The owner initially noticed black debris throughout the fur over the chin. During the next 4 months, hair loss developed as a result of the cat scratching the area. Initial prescribed treatment included application of a warm washcloth q12h and topical administration of benzoyl peroxide (2.5%), which appeared to cause clinical signs to worsen.
The cat was indoor only, up-to-date on vaccinations, and the only household pet.
Related Article: Skin Disease in Cats: It Isn’t Always What It Seems
On presentation, the cat was bright, alert, and responsive. There was some scarring over the right cornea from a previously healed ulcer. Comedones, dark keratinous debris, barbered hair, papules, erosions, and swelling were noted over the chin and lower lip; comedones and dark keratinous debris were also noted on the upper lip (Figure 1. Appearance of patient’s chin (A) and upper and lower lips (B) on presentation).
Skin scrapings were negative for demodectic mites. Cytologic examination of a papular lesion sample revealed coccoid bacteria with suppurative inflammation. Wood’s lamp examination and dermatophyte test medium sample were negative.
The patient was sedated with IM ketamine at 5 mg, dexmedetomidine at 0.03 mg, and butorphanol at 0.5 mg, along with local sedation of lidocaine; two 6-mm punch biopsy specimens with skin were obtained from the chin. Dermatohistopathologic examination revealed comedone formation, mild lymphoplasmacytic periductal inflammation with suppurative folliculitis, and intrafollicular coccoid bacteria.

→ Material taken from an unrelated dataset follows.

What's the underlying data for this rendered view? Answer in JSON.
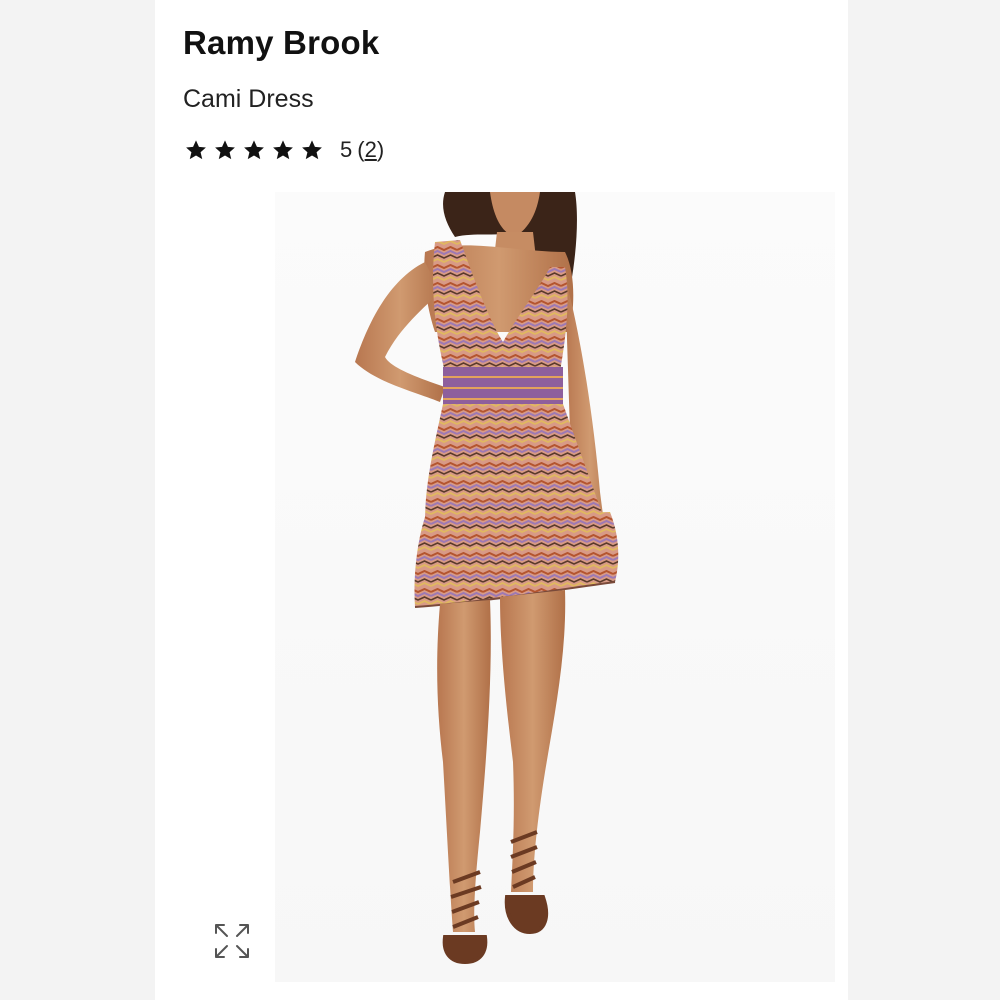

1. What are the differentials for chin dermatitis in this patient?
2. What clinical signs are associated with this patient’s condition?
3. Where is the ideal site to obtain a punch biopsy specimen for diagnosis?
4. What dermatohistopathologic changes would be associated with this patient’s condition?
Diagnosis: Feline acne with secondary bacterial pyoderma
Related Article: Hair Loss in Cats
The cutaneous lesions were consistent with feline acne and secondary bacterial pyoderma and confirmed histologically (see Did You Answer?).
Inmany cases, feline acne is a straightforward diagnosis based on classic clinical lesions (see Clinical Presentations of Feline Acne). However, it is important to rule out demodicosis, ectoparasites, and dermatophytes as underlying causes.